“But why did you eat so much food?” he asked.

“Because it was a food tour.” Eventually he figured out that I was saying “food tour” and not “foot tour."

The food tour, arranged by the company “Istanbul Eats,” deepened my appreciation for Turkish cuisine. Now I know the best places to buy olives, cheese, Turkish delight and coffee, in addition to knowing a whole array of restaurants where I can satisfy all my cravings. My favorite of all the restaurants we visited was called Siirt Seref. It was the last stop on our 6-hour tour and although I was stuffed, I couldn’t pass up all the exquisite food set before me. I took notes the whole time, which I realized wasn’t all that necessary, because Megan, our guide, gave us all a copy of the Istanbul Eats book, which includes all the places we visited and plenty of others, and even includes a little Turkish glossary of food-related words in the back.

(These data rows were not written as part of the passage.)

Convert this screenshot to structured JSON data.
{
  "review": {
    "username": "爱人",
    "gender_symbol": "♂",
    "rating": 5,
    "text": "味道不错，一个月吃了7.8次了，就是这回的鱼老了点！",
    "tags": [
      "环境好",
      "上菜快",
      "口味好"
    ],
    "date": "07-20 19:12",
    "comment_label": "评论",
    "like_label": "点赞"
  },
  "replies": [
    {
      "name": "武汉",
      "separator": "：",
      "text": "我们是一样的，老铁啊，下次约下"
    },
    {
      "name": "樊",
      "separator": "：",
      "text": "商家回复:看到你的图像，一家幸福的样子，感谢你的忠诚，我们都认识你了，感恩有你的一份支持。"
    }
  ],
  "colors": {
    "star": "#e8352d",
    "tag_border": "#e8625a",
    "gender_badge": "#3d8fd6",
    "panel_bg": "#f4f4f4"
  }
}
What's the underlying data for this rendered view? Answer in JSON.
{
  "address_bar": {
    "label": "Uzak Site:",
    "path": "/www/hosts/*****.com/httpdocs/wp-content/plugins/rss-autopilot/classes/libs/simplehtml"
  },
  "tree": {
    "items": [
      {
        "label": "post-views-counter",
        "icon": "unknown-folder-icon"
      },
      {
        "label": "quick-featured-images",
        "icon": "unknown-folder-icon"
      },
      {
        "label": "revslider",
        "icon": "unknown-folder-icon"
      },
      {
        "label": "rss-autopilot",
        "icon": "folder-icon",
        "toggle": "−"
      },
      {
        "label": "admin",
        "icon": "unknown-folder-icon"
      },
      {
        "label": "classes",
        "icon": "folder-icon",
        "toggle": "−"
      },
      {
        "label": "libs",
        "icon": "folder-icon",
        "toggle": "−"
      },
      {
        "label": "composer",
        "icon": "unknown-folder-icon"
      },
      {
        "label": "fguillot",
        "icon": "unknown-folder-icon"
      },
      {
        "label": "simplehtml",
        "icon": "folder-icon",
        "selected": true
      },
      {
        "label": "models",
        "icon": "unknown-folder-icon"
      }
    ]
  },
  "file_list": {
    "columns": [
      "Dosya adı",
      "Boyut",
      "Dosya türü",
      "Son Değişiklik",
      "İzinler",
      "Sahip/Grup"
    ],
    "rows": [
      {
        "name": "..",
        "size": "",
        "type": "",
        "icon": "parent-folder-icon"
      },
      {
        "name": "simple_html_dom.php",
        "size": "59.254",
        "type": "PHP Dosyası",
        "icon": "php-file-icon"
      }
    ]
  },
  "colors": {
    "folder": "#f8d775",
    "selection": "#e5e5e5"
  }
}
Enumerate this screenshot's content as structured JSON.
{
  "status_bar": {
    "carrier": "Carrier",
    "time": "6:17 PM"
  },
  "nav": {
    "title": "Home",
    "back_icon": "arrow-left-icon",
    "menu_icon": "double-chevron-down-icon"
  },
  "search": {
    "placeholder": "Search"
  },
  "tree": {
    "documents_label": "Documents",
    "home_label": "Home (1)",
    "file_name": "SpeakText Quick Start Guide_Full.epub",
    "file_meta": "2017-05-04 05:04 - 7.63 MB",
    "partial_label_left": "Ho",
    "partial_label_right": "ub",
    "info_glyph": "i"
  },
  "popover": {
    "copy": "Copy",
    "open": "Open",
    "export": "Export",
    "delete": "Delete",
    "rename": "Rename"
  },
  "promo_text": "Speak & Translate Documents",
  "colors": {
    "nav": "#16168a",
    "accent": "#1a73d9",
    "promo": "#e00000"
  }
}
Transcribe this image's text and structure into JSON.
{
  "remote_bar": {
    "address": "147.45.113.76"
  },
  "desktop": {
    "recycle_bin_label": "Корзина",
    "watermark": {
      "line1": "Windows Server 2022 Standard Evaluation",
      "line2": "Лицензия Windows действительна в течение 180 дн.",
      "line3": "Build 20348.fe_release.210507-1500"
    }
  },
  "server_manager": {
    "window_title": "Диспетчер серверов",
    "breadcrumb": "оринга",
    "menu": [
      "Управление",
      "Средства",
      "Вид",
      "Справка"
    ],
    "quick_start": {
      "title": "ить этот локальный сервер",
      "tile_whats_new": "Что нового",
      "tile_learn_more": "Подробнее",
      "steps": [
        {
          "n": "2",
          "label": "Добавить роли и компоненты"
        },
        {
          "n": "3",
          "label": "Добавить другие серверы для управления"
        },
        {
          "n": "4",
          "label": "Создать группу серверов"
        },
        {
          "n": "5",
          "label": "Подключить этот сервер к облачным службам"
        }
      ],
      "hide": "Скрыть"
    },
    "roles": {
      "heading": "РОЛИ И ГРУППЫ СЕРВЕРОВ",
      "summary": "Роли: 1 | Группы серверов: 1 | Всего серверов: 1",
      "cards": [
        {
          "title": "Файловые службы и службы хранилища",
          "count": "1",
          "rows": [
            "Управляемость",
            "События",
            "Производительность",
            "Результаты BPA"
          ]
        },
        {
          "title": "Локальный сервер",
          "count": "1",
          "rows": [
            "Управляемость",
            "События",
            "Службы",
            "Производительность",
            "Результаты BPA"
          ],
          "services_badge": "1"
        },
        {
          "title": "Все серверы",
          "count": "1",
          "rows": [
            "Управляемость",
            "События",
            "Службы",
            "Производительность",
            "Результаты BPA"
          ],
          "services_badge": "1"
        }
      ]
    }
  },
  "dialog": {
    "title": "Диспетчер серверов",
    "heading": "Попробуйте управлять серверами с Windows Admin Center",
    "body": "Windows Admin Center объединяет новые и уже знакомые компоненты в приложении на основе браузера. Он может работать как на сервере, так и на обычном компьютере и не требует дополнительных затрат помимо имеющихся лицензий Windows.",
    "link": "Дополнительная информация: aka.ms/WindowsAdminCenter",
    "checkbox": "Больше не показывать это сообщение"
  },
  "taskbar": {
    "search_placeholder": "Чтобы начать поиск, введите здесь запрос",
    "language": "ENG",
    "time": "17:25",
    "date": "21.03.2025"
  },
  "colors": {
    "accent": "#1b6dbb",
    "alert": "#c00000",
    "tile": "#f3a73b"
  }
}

I went on the tour thinking I could use my newfound knowledge to give my mom a tour when she visits me, but now I am thinking she might enjoy the tour led by Megan, who went through the same Middle East Studies program as my mom at the University of Chicago. Even though I live in Istanbul, I would definitely go on another tour with Istanbul Eats, seeing how it’s a great way to meet people and receive insider information.

I met some nice people on the tour, all American and all on vacation. After the tour, some newlyweds named Jeremy and Suzie invited me to walk around Topkapi Palace with them, where we puzzled over the long sleeves and pointy pants of the Ottoman clothing on display. I liked the clothing the best and I wished there was a runway fashion show so I could see how these clothes looked on people. Jeremy made me laugh by pretending to be a haughty sultan and saying to an imaginary servant, “Bring me my shirt with the extra long sleeves and the pants with the pointy butt.” I learned from someone later that the point actually goes in the front, which is good to know. Now if I ever put on a pair of those pants, I can spare myself the embarrassment of wearing them backwards. I don’t want to look silly, after all. (:

My second favorite part of visiting Topkapi Palace was seeing all the suits of armor and swords. I wondered how many bodies the sharp edges had slashed through. I’m morbid, I know. Some of the swords were so long, I couldn’t imagine how they were used. I think I would die from exertion just trying to lift one of those things.

After walking around the harem for about an hour, all the rooms started to look the same. Seeing all the jewels in glass cases was less interesting than the clothes and swords because I remembered seeing them five years ago when I first visited Topkapi Palace. I shuffled past all the cases, thinking, “Giant diamond, been there, done that. Emerald dagger, seen it. Fancy pearl throne, yawn. Gold cradle, meh. More ruby and diamond medals that belonged to some sultan or Persian king, booooooooring.”

We left Topkapi Palace and walked down some cool streets full of shops and restaurants. Suzie and I got to talking about dieting. She’d had great luck with the Quantum Wellness Cleanse, Kathy Freston’s plan. But we had just spent the day tasting some of the best food Istanbul has to offer. I can’t imagine how the subject came up!

This guy on the right is making cocorec, a sandwich made with lamb, sweet bread, intestines, wild thyme and red pepper. It was delicious. 

Perde pilavi, made with rice, pine nuts, chicken and some other delicious ingredients. 

Pomegranate and molasses. Mmmmmmmmmmmmmm.
Kunefe, my favorite. It has cheese inside!